KANSAS CITY, Mo. — Advocates for pedestrian and cyclist safety are pushing city leaders to adopt a plan they say could save lives.
BikeWalkKC is advocating for legislation called Vision Zero. The legislation was discussed at City Hall on Wednesday.
Vision Zero works to reduce the number of pedestrian and cyclist fatalities to zero.
The topic is fresh on many minds after several recent incidents, including the death of Pablo Sanders Jr. The cyclist died after being struck by a car while riding his bicycle on Christmas Eve 2019.
In the second full week of January, two children were struck and injured by cars in the metro.
Pedestrian fatalities in the U.S. have increased 41 percent since 2008, according to the Governors Highway Safety Association.

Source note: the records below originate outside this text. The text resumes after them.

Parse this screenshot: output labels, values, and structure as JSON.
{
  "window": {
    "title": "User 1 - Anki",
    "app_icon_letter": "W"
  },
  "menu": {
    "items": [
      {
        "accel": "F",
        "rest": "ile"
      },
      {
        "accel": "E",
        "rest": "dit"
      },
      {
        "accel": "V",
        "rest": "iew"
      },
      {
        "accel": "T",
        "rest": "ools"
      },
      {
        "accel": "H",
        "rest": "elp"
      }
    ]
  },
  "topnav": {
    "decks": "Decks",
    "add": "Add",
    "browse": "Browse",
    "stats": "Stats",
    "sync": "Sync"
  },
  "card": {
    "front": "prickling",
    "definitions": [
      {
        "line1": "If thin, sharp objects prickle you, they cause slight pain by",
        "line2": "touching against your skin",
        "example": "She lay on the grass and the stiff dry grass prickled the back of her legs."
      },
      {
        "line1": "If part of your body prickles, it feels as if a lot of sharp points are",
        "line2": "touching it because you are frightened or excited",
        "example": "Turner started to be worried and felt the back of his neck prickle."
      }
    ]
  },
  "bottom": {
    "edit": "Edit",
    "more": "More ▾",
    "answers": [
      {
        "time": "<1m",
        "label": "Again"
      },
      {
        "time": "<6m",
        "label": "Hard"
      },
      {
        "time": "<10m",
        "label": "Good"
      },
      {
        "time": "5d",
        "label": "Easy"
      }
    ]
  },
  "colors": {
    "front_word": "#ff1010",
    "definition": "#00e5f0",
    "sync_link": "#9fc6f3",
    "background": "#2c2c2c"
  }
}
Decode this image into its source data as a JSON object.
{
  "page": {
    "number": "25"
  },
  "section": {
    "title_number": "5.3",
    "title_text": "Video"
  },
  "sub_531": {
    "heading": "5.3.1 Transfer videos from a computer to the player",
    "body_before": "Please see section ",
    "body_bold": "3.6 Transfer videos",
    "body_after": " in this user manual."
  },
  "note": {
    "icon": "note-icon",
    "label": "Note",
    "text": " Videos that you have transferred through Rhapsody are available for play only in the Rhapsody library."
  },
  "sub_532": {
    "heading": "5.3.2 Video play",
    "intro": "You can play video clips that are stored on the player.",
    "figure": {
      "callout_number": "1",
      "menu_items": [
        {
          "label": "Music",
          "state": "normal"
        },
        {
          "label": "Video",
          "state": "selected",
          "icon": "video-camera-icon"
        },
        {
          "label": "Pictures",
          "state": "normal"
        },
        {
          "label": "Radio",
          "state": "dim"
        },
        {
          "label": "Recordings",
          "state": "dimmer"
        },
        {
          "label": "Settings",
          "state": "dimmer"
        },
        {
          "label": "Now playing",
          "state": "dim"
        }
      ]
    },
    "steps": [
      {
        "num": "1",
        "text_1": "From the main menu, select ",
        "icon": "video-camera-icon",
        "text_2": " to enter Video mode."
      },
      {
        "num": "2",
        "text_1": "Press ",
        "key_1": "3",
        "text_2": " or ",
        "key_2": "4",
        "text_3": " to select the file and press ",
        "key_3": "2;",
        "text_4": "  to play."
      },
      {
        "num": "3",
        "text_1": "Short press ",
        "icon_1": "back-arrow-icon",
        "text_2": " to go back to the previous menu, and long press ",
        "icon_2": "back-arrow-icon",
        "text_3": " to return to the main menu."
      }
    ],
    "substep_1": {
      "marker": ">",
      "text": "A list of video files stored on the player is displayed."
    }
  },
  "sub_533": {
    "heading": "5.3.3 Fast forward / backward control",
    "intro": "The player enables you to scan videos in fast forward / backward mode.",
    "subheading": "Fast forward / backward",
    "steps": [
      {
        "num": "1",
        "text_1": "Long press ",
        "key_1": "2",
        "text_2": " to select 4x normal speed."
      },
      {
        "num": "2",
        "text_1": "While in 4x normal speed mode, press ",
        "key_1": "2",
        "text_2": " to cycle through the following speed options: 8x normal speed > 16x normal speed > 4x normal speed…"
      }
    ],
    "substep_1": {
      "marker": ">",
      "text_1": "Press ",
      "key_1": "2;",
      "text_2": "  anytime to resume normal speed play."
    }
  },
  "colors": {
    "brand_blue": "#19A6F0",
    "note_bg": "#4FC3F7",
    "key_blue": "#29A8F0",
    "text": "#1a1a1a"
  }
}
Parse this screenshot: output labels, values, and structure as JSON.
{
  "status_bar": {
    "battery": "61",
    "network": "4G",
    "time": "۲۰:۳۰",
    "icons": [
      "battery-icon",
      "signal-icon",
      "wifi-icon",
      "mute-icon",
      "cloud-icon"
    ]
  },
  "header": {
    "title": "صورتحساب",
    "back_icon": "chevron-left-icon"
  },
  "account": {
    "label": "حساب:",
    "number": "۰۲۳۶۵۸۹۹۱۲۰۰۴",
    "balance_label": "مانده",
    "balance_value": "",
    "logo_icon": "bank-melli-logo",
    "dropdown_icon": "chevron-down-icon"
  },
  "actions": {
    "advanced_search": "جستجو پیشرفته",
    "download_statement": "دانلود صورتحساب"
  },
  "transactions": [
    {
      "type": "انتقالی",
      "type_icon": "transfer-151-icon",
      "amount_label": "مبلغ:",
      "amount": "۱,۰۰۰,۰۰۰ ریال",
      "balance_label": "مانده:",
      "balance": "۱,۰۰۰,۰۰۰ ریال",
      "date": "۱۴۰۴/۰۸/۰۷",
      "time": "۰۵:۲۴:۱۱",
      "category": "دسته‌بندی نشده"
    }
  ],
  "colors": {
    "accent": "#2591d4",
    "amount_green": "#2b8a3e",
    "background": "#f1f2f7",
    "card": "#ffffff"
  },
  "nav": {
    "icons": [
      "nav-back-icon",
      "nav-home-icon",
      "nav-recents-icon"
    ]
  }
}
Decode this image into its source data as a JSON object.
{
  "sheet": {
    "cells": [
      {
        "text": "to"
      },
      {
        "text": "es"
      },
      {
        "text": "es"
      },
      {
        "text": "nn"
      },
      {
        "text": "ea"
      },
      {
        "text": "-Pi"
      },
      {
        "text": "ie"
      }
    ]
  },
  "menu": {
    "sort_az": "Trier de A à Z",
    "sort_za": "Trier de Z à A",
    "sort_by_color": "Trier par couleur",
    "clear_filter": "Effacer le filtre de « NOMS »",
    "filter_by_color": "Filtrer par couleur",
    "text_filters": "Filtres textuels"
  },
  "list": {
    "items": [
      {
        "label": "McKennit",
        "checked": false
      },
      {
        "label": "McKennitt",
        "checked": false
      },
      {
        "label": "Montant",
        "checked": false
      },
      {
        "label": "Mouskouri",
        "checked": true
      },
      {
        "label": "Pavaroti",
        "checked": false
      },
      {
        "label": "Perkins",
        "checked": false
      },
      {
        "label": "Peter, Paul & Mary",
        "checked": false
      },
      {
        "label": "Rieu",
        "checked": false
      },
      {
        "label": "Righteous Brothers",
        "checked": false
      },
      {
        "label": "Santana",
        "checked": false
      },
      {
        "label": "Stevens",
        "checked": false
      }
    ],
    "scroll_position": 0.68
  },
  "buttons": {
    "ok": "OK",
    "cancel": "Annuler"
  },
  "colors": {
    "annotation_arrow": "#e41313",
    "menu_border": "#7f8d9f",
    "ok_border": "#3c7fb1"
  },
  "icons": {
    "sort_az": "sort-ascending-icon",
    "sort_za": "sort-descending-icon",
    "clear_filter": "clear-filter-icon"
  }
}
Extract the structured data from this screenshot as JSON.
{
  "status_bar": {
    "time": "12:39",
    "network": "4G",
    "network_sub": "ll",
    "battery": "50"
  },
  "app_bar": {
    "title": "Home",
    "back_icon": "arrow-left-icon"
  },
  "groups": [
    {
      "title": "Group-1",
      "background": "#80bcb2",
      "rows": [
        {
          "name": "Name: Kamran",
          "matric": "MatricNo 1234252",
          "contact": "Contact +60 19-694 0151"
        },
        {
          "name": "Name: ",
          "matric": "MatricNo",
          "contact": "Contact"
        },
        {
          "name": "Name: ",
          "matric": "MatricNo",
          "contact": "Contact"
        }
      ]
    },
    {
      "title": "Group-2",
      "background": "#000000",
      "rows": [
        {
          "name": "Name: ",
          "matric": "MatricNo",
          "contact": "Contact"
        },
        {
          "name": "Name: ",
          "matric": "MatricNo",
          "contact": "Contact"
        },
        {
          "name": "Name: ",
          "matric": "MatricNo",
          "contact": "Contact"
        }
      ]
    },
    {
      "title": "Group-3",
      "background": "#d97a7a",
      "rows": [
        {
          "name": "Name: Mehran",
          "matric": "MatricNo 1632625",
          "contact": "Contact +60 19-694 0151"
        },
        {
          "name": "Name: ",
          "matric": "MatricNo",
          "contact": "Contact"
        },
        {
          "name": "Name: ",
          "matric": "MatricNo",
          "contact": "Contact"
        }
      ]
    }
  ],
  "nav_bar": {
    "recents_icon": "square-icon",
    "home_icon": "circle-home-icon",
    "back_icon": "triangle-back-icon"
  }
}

Michael Kelley with BikeWalkKC says lives can be saved and city leaders can do something about it.
"Vision Zero is important because it is this idea that because we know the ways to prevent traffic crashes from happening, none of them should be acceptable. The reason it’s important for Kansas City is because we’re continuing to see pedestrians and cyclists, as well as other vulnerable road users, who are being negatively impacted by unsafe streets here in Kansas City," he said.
Vision Zero would call on the city manager to collect crash data and use it to draft a plan. BikeWalkKC was hoping the resolution would move to the entire city council for consideration. Instead, there's a hold on the agenda, according to council's website.
BikeWalkKC said they will continue to educate people on the issue.